WHAT TO WORK ON: Set the records down once more so that they match the source word for word.
------------------------------------------------------------
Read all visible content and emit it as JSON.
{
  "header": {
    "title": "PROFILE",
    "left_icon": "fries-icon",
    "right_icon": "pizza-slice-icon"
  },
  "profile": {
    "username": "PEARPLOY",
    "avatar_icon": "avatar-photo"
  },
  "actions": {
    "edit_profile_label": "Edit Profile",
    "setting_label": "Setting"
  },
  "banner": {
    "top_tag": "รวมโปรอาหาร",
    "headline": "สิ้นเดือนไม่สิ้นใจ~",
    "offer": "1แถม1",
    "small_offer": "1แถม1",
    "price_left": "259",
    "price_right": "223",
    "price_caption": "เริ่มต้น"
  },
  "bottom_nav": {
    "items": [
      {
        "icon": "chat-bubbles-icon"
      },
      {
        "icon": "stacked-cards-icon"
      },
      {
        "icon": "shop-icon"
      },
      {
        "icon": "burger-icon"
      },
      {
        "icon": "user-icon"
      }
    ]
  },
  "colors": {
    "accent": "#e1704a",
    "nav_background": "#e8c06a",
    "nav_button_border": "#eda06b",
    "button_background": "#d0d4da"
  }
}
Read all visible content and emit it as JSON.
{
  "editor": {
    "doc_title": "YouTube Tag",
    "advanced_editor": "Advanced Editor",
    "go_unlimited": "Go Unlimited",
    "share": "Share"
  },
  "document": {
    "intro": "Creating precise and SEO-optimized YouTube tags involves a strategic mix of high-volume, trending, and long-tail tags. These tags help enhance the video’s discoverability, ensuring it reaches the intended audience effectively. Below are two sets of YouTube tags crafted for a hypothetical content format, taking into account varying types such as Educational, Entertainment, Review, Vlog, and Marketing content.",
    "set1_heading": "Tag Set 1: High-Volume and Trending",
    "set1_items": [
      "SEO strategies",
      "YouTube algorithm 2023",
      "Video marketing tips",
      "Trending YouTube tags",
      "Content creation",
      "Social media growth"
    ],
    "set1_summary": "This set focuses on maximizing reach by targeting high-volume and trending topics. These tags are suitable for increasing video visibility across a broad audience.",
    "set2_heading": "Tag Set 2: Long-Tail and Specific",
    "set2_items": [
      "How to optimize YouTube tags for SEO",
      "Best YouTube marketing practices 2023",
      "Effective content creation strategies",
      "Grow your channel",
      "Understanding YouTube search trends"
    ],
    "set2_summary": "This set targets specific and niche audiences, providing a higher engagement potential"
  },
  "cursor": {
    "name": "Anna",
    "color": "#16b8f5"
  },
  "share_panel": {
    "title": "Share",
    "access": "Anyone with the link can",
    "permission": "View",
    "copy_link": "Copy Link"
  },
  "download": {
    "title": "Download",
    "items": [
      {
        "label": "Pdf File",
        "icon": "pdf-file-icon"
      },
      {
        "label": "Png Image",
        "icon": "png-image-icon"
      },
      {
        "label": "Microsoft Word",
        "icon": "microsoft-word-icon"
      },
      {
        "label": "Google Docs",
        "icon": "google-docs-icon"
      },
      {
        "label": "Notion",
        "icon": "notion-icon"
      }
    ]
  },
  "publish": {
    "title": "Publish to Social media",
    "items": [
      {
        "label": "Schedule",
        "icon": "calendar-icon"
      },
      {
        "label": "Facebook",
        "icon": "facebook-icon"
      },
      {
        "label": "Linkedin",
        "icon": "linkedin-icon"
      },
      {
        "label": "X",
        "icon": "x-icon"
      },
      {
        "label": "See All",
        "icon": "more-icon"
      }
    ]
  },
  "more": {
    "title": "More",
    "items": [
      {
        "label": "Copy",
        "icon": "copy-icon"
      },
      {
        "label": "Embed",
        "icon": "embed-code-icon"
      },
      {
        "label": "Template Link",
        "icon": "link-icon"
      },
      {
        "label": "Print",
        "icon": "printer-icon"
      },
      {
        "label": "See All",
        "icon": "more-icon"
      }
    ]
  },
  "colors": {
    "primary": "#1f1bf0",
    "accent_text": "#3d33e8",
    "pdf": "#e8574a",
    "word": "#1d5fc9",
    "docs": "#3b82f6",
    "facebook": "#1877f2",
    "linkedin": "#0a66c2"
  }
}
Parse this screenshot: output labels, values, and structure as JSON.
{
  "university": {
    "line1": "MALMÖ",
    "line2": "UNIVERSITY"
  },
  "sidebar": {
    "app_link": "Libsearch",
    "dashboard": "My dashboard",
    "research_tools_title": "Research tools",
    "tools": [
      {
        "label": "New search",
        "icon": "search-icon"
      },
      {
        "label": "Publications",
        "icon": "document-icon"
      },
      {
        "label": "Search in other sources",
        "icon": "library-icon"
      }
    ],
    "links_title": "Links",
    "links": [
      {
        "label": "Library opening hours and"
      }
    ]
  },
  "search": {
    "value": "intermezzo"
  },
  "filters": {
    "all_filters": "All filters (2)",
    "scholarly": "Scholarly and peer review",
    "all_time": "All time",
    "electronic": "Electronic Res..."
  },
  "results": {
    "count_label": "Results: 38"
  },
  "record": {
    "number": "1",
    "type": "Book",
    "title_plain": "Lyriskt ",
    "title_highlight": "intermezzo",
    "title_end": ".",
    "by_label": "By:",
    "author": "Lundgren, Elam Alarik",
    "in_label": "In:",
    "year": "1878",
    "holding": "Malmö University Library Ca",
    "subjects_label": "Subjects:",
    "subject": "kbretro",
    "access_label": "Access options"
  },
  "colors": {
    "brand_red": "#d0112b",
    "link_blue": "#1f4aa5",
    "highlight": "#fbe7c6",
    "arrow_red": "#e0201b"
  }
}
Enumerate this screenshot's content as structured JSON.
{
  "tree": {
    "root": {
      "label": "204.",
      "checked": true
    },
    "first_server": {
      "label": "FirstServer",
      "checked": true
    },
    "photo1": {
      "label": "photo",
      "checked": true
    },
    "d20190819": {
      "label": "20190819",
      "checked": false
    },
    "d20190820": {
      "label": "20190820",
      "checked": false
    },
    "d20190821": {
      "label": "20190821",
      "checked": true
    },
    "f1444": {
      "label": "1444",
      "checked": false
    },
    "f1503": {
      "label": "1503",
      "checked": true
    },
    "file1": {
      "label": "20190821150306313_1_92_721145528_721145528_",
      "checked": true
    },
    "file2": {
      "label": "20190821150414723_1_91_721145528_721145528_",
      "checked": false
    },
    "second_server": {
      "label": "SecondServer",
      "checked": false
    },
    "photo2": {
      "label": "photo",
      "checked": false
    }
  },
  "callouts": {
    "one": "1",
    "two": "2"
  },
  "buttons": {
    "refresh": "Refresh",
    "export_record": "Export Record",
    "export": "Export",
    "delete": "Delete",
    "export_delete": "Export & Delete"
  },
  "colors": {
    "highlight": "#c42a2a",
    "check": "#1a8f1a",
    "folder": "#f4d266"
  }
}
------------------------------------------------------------
EXERCISE ANSWER:
Read all visible content and emit it as JSON.
{
  "header": {
    "title": "PROFILE",
    "left_icon": "fries-icon",
    "right_icon": "pizza-slice-icon"
  },
  "profile": {
    "username": "PEARPLOY",
    "avatar_icon": "avatar-photo"
  },
  "actions": {
    "edit_profile_label": "Edit Profile",
    "setting_label": "Setting"
  },
  "banner": {
    "top_tag": "รวมโปรอาหาร",
    "headline": "สิ้นเดือนไม่สิ้นใจ~",
    "offer": "1แถม1",
    "small_offer": "1แถม1",
    "price_left": "259",
    "price_right": "223",
    "price_caption": "เริ่มต้น"
  },
  "bottom_nav": {
    "items": [
      {
        "icon": "chat-bubbles-icon"
      },
      {
        "icon": "stacked-cards-icon"
      },
      {
        "icon": "shop-icon"
      },
      {
        "icon": "burger-icon"
      },
      {
        "icon": "user-icon"
      }
    ]
  },
  "colors": {
    "accent": "#e1704a",
    "nav_background": "#e8c06a",
    "nav_button_border": "#eda06b",
    "button_background": "#d0d4da"
  }
}
Read all visible content and emit it as JSON.
{
  "editor": {
    "doc_title": "YouTube Tag",
    "advanced_editor": "Advanced Editor",
    "go_unlimited": "Go Unlimited",
    "share": "Share"
  },
  "document": {
    "intro": "Creating precise and SEO-optimized YouTube tags involves a strategic mix of high-volume, trending, and long-tail tags. These tags help enhance the video’s discoverability, ensuring it reaches the intended audience effectively. Below are two sets of YouTube tags crafted for a hypothetical content format, taking into account varying types such as Educational, Entertainment, Review, Vlog, and Marketing content.",
    "set1_heading": "Tag Set 1: High-Volume and Trending",
    "set1_items": [
      "SEO strategies",
      "YouTube algorithm 2023",
      "Video marketing tips",
      "Trending YouTube tags",
      "Content creation",
      "Social media growth"
    ],
    "set1_summary": "This set focuses on maximizing reach by targeting high-volume and trending topics. These tags are suitable for increasing video visibility across a broad audience.",
    "set2_heading": "Tag Set 2: Long-Tail and Specific",
    "set2_items": [
      "How to optimize YouTube tags for SEO",
      "Best YouTube marketing practices 2023",
      "Effective content creation strategies",
      "Grow your channel",
      "Understanding YouTube search trends"
    ],
    "set2_summary": "This set targets specific and niche audiences, providing a higher engagement potential"
  },
  "cursor": {
    "name": "Anna",
    "color": "#16b8f5"
  },
  "share_panel": {
    "title": "Share",
    "access": "Anyone with the link can",
    "permission": "View",
    "copy_link": "Copy Link"
  },
  "download": {
    "title": "Download",
    "items": [
      {
        "label": "Pdf File",
        "icon": "pdf-file-icon"
      },
      {
        "label": "Png Image",
        "icon": "png-image-icon"
      },
      {
        "label": "Microsoft Word",
        "icon": "microsoft-word-icon"
      },
      {
        "label": "Google Docs",
        "icon": "google-docs-icon"
      },
      {
        "label": "Notion",
        "icon": "notion-icon"
      }
    ]
  },
  "publish": {
    "title": "Publish to Social media",
    "items": [
      {
        "label": "Schedule",
        "icon": "calendar-icon"
      },
      {
        "label": "Facebook",
        "icon": "facebook-icon"
      },
      {
        "label": "Linkedin",
        "icon": "linkedin-icon"
      },
      {
        "label": "X",
        "icon": "x-icon"
      },
      {
        "label": "See All",
        "icon": "more-icon"
      }
    ]
  },
  "more": {
    "title": "More",
    "items": [
      {
        "label": "Copy",
        "icon": "copy-icon"
      },
      {
        "label": "Embed",
        "icon": "embed-code-icon"
      },
      {
        "label": "Template Link",
        "icon": "link-icon"
      },
      {
        "label": "Print",
        "icon": "printer-icon"
      },
      {
        "label": "See All",
        "icon": "more-icon"
      }
    ]
  },
  "colors": {
    "primary": "#1f1bf0",
    "accent_text": "#3d33e8",
    "pdf": "#e8574a",
    "word": "#1d5fc9",
    "docs": "#3b82f6",
    "facebook": "#1877f2",
    "linkedin": "#0a66c2"
  }
}
Parse this screenshot: output labels, values, and structure as JSON.
{
  "university": {
    "line1": "MALMÖ",
    "line2": "UNIVERSITY"
  },
  "sidebar": {
    "app_link": "Libsearch",
    "dashboard": "My dashboard",
    "research_tools_title": "Research tools",
    "tools": [
      {
        "label": "New search",
        "icon": "search-icon"
      },
      {
        "label": "Publications",
        "icon": "document-icon"
      },
      {
        "label": "Search in other sources",
        "icon": "library-icon"
      }
    ],
    "links_title": "Links",
    "links": [
      {
        "label": "Library opening hours and"
      }
    ]
  },
  "search": {
    "value": "intermezzo"
  },
  "filters": {
    "all_filters": "All filters (2)",
    "scholarly": "Scholarly and peer review",
    "all_time": "All time",
    "electronic": "Electronic Res..."
  },
  "results": {
    "count_label": "Results: 38"
  },
  "record": {
    "number": "1",
    "type": "Book",
    "title_plain": "Lyriskt ",
    "title_highlight": "intermezzo",
    "title_end": ".",
    "by_label": "By:",
    "author": "Lundgren, Elam Alarik",
    "in_label": "In:",
    "year": "1878",
    "holding": "Malmö University Library Ca",
    "subjects_label": "Subjects:",
    "subject": "kbretro",
    "access_label": "Access options"
  },
  "colors": {
    "brand_red": "#d0112b",
    "link_blue": "#1f4aa5",
    "highlight": "#fbe7c6",
    "arrow_red": "#e0201b"
  }
}
Enumerate this screenshot's content as structured JSON.
{
  "tree": {
    "root": {
      "label": "204.",
      "checked": true
    },
    "first_server": {
      "label": "FirstServer",
      "checked": true
    },
    "photo1": {
      "label": "photo",
      "checked": true
    },
    "d20190819": {
      "label": "20190819",
      "checked": false
    },
    "d20190820": {
      "label": "20190820",
      "checked": false
    },
    "d20190821": {
      "label": "20190821",
      "checked": true
    },
    "f1444": {
      "label": "1444",
      "checked": false
    },
    "f1503": {
      "label": "1503",
      "checked": true
    },
    "file1": {
      "label": "20190821150306313_1_92_721145528_721145528_",
      "checked": true
    },
    "file2": {
      "label": "20190821150414723_1_91_721145528_721145528_",
      "checked": false
    },
    "second_server": {
      "label": "SecondServer",
      "checked": false
    },
    "photo2": {
      "label": "photo",
      "checked": false
    }
  },
  "callouts": {
    "one": "1",
    "two": "2"
  },
  "buttons": {
    "refresh": "Refresh",
    "export_record": "Export Record",
    "export": "Export",
    "delete": "Delete",
    "export_delete": "Export & Delete"
  },
  "colors": {
    "highlight": "#c42a2a",
    "check": "#1a8f1a",
    "folder": "#f4d266"
  }
}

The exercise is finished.